The next time you hear politicians on Capitol Hill calling environmental regulations on the energy industry needless overkill on an industry that poses no serious threat to man or beast, please refer to the following two headlines from this week’s news:
The Deepwater Horizon gusher was capped off the Louisiana coast almost 2.5 years ago, but as the folks in this neck of the marsh say, “The oil may have stopped flowing, but the spill isn’t over.”
(Full disclosure: The wetlands of southeast Louisiana have been my playground, office, and place of worship most of my life.)
No one on this coast is really surprised.
The Coast Guard, which is in charge of the on-going cleanup, estimated last week that BP’s contractors have hauled away just shy of 9 million pounds of “oily product” from Louisiana’s battered waterfront since 2010.

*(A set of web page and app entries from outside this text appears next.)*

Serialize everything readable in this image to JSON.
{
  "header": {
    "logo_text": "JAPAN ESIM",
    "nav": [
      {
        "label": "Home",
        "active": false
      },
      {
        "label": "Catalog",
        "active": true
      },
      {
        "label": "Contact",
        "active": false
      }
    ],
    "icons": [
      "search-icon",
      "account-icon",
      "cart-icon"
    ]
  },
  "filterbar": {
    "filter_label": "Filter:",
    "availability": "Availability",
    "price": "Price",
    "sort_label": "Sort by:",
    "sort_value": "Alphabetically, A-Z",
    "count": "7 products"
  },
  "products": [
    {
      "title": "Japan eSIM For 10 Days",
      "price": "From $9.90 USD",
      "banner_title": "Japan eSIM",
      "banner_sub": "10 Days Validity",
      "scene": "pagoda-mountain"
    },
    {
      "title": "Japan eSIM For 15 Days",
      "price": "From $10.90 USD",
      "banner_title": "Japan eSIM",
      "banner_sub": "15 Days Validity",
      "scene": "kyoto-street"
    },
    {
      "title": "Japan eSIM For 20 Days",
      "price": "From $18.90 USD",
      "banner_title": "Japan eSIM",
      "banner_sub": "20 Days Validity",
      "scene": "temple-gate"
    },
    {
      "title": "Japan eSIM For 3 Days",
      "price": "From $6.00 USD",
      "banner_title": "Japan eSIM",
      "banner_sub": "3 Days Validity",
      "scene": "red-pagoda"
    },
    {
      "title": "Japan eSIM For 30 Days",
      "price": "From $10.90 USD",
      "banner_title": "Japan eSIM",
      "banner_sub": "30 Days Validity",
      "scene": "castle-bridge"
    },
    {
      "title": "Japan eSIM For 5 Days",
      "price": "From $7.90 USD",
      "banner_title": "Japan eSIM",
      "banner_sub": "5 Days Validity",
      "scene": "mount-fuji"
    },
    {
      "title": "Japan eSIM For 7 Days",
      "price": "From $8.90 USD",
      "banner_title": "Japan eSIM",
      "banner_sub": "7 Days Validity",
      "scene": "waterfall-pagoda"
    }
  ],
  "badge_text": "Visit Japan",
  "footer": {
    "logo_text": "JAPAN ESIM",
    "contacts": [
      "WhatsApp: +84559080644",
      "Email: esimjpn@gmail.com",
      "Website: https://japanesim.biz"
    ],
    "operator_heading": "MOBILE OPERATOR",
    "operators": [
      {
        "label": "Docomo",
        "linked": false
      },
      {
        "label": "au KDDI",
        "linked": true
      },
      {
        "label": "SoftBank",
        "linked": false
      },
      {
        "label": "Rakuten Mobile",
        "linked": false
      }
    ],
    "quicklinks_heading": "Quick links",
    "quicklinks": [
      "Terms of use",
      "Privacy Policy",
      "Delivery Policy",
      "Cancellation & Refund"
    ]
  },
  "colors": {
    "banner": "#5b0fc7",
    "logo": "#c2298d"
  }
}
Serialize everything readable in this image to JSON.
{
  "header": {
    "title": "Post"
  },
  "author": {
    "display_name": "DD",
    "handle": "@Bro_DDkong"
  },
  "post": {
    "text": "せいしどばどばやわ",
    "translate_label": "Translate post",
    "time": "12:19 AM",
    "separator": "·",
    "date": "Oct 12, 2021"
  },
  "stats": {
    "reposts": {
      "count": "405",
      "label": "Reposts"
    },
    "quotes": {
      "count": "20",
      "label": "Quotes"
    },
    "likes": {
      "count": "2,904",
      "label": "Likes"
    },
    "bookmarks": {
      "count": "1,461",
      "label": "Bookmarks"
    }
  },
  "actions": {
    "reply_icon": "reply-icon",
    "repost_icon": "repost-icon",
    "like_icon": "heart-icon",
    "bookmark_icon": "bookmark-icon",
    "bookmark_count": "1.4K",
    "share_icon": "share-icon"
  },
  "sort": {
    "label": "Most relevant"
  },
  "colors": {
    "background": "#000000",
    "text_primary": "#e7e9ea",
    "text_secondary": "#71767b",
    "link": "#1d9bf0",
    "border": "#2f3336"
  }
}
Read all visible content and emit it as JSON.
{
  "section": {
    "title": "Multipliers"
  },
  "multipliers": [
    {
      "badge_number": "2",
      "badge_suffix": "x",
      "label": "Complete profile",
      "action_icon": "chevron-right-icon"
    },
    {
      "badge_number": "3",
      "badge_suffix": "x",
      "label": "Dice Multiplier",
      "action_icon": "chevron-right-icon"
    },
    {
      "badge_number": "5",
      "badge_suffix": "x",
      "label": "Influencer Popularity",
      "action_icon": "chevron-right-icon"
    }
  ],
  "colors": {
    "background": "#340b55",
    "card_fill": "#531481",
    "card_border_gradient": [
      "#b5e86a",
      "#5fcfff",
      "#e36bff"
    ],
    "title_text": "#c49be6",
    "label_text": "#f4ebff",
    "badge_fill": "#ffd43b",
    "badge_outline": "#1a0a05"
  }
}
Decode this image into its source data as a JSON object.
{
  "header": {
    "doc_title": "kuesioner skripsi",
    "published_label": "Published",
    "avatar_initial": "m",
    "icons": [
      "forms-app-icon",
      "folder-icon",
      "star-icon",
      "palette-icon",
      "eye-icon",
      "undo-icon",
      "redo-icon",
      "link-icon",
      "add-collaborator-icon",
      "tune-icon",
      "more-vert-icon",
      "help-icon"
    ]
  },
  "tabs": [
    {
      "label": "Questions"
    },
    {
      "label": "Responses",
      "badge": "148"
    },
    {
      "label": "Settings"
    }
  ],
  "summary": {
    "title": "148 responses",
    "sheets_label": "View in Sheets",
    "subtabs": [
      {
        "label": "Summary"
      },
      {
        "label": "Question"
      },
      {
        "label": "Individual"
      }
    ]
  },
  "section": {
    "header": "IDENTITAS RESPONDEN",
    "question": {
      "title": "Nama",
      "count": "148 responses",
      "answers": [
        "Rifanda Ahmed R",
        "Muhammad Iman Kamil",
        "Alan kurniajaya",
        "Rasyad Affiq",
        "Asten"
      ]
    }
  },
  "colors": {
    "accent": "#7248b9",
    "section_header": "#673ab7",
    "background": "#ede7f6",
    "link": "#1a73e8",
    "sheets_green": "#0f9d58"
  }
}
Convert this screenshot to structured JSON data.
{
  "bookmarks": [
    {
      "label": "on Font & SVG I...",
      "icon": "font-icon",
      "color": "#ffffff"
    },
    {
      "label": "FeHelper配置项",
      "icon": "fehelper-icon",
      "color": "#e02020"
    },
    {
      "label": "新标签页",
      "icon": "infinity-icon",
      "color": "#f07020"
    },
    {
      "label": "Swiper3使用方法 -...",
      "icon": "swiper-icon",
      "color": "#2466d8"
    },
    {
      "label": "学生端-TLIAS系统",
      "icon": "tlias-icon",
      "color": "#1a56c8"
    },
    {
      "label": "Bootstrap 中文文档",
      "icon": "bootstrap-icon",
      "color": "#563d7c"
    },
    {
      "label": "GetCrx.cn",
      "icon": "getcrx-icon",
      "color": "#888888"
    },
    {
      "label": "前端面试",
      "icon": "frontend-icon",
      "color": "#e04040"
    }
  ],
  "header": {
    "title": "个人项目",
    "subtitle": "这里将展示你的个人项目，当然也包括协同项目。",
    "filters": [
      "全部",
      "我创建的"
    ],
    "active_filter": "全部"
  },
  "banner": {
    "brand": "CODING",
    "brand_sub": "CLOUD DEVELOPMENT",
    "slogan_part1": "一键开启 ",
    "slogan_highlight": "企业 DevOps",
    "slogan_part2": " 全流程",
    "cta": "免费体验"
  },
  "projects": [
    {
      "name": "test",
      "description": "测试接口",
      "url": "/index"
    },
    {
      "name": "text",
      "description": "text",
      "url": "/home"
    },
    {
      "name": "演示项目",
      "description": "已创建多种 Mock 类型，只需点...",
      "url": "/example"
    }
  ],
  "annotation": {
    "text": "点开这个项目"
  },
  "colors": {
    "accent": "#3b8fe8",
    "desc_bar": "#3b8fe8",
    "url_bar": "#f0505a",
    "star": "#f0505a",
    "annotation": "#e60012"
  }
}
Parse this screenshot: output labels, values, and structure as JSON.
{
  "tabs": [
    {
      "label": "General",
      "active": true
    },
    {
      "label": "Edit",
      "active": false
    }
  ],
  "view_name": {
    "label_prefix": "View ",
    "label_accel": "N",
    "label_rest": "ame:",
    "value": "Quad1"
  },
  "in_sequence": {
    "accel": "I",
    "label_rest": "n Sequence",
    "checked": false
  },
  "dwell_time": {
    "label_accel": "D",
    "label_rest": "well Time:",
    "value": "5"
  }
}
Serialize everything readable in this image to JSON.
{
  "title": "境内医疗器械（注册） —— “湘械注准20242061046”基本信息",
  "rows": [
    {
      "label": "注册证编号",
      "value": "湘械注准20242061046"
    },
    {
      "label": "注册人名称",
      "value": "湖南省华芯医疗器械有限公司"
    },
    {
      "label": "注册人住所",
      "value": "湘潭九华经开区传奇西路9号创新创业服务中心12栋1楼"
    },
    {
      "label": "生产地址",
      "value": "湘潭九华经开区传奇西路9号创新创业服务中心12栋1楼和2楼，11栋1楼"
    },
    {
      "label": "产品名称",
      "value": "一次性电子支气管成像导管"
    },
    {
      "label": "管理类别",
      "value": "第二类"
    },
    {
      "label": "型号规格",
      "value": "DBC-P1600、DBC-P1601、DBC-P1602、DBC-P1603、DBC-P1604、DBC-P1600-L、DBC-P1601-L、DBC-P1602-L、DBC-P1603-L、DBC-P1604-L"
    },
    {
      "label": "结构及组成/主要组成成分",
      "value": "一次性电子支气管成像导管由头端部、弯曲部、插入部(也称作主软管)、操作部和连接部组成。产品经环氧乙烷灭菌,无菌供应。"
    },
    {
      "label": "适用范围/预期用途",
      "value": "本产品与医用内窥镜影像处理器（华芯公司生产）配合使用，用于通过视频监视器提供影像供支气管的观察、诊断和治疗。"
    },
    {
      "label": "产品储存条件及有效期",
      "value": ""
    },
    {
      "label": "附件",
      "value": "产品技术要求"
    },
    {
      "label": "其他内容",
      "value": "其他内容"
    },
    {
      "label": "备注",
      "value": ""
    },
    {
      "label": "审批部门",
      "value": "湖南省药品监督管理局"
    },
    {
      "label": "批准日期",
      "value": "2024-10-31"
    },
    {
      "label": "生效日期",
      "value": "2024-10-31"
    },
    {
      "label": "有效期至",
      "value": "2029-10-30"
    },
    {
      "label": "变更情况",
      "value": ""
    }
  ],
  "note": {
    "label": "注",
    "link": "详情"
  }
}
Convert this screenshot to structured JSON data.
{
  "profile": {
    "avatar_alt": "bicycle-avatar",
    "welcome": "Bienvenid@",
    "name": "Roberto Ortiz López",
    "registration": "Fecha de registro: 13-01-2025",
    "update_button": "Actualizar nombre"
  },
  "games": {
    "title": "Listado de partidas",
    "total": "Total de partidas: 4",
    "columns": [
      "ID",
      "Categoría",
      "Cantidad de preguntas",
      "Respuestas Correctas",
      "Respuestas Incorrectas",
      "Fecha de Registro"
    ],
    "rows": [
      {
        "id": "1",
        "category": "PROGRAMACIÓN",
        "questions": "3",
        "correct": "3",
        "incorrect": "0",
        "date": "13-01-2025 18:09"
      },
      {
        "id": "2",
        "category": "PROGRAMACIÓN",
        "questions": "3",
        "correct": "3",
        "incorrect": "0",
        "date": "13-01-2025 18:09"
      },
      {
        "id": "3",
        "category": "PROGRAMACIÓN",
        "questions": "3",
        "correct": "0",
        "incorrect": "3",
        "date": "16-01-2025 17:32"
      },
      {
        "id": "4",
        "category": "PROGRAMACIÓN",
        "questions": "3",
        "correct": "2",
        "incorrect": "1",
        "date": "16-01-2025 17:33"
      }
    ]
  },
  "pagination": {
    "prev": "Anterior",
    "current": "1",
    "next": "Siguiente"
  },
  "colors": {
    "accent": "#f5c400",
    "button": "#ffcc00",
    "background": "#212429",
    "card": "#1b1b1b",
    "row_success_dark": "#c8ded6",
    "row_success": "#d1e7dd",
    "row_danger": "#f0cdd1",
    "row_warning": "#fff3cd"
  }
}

But a recently discovered deposit has yielded over 1.5 million pounds in just a few weeks – with more to come, according to the Coast Guard. In fact, spill experts back in 2010 said the amount of oil dumped into the Gulf by BP likely means weathered oil – from small patches to giant mats – will be rolling into our beaches and marshes for decades.
Recently published research showed that half the bottlenose dolphins in Barataria Bay, an estuary just south of New Orleans that was heavily hit by the oil, are gravely to mortally ill from oil pollution.
Earlier research on a key aquatic prey species showed BP’s pollution may be seeping into the food chain.
You may have read that Exxon says it has finished the job of cleaning up Prince William Sound after its notorious 1989 spill–but the state of Alaska reports that environmental damages and oil sightings are still being documented, 20 years later.
Sportsmen understand we need the energy. We know there are risks involved that must be accepted as the nation and the world look for cleaner ways to fuel our lives. But it only makes sense to require tougher rules for playing in this game.
Prince William Sound remains sick, its fishing industry still in tatters. BP has already paid out billion in damages and will be paying billions more, but a decade from now the oil will still be washing up on our beaches, and who knows what other creatures will be dying.
That’s the real risk involved for the rest of us.
Read more about that at Sportsmen For Responsible Energy Development.